■ **TASK OBJECTIVE**
Select the lines of the records containing the word "yang" and list them.

(Data about app and page elements)
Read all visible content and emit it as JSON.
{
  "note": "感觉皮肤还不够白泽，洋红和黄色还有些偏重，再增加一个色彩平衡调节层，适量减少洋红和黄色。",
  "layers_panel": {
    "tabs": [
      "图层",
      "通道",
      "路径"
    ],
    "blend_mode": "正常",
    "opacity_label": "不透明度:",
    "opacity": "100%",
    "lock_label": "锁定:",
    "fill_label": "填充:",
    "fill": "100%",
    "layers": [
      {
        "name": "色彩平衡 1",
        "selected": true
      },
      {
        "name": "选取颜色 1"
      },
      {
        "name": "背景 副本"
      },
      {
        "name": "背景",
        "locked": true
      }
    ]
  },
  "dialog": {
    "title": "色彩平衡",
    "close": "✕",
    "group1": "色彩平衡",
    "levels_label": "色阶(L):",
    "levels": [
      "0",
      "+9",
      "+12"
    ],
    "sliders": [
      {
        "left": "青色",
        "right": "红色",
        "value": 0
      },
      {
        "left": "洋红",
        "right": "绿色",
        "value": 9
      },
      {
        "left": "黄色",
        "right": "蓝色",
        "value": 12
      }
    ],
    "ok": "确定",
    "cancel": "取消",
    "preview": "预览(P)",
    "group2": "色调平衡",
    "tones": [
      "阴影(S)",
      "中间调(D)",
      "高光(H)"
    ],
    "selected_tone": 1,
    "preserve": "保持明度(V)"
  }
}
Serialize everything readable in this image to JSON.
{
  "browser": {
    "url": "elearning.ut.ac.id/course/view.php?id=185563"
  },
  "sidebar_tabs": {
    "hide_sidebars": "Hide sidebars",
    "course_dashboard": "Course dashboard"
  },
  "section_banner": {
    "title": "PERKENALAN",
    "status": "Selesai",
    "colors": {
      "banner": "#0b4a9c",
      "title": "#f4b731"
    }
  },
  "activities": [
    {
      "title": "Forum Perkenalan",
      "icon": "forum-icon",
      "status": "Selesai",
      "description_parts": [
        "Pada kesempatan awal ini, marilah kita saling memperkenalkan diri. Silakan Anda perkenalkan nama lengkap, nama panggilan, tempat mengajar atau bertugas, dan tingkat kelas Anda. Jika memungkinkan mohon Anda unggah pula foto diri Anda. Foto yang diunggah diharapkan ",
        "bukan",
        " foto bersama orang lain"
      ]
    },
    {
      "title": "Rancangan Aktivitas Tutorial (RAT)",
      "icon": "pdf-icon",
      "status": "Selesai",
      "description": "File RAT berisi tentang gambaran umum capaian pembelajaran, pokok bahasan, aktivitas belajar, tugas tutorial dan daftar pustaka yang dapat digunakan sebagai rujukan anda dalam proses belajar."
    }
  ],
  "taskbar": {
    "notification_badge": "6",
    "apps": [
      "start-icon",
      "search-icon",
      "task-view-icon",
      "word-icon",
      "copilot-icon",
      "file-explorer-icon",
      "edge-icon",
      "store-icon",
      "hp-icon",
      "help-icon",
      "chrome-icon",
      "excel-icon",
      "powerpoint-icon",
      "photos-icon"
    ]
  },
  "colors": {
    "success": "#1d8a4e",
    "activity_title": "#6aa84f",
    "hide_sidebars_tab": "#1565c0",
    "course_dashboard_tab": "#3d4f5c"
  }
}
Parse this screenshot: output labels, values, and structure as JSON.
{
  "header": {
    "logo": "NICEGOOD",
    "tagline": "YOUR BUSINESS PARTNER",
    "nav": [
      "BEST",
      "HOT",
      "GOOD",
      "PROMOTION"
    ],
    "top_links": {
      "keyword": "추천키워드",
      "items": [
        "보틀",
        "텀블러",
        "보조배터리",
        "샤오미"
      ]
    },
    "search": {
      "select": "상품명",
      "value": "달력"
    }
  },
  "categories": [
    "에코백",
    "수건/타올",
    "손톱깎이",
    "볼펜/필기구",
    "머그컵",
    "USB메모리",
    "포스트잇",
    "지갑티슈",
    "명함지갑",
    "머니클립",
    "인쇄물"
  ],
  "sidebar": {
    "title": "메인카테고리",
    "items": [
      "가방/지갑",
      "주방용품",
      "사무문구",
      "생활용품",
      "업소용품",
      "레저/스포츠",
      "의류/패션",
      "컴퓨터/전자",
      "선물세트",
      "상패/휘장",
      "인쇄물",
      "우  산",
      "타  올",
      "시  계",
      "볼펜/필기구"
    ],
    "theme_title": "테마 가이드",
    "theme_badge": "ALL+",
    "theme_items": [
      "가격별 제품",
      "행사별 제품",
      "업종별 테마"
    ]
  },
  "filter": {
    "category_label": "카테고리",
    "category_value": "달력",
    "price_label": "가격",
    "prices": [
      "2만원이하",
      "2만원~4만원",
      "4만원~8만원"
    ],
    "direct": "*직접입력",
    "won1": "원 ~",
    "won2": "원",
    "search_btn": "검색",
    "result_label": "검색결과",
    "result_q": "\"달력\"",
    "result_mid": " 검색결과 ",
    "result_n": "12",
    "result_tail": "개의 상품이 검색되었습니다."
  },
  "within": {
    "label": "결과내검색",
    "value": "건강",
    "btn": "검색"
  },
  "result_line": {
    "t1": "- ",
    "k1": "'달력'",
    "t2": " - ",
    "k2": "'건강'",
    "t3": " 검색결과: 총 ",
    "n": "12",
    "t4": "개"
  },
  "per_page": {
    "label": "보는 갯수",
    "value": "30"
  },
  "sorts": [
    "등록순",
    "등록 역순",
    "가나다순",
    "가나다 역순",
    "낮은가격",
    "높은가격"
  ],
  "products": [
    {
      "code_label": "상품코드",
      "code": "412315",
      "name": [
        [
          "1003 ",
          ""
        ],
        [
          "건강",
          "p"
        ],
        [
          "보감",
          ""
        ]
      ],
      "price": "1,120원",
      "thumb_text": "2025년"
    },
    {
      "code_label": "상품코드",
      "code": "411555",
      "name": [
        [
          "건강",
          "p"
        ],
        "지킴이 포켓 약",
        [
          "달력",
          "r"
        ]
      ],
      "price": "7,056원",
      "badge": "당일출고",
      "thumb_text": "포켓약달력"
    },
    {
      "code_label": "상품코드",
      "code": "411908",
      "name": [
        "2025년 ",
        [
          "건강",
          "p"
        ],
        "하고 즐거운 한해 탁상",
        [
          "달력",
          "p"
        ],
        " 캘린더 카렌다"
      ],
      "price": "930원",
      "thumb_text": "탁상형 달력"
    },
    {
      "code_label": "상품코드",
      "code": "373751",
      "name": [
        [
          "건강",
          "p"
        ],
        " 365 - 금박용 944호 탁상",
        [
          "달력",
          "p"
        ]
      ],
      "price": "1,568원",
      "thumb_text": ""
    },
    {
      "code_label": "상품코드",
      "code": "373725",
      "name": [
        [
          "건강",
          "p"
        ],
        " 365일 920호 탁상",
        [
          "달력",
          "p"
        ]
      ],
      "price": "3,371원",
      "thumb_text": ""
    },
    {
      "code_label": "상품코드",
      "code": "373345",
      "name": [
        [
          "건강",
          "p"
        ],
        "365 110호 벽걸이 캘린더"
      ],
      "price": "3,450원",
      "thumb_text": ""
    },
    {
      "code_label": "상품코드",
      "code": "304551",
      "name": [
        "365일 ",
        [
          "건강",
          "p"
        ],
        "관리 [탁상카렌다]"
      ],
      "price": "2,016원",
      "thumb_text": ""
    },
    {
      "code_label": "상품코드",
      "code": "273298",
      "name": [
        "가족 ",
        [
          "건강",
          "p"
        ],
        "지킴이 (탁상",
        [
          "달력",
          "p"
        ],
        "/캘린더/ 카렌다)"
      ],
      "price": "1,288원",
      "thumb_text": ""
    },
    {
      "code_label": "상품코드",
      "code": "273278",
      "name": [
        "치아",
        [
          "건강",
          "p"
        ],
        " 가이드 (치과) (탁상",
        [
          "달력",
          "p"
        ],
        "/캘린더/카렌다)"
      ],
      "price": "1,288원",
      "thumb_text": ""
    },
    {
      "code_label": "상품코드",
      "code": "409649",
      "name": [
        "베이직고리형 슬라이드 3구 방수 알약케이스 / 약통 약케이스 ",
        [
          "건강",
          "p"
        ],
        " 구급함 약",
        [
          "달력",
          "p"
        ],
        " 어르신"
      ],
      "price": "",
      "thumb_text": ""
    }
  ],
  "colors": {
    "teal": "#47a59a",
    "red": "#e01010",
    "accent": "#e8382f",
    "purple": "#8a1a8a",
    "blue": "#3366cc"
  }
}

■ **RESPONSE AREA**
        "Pada kesempatan awal ini, marilah kita saling memperkenalkan diri. Silakan Anda perkenalkan nama lengkap, nama panggilan, tempat mengajar atau bertugas, dan tingkat kelas Anda. Jika memungkinkan mohon Anda unggah pula foto diri Anda. Foto yang diunggah diharapkan ",
      "description": "File RAT berisi tentang gambaran umum capaian pembelajaran, pokok bahasan, aktivitas belajar, tugas tutorial dan daftar pustaka yang dapat digunakan sebagai rujukan anda dalam proses belajar."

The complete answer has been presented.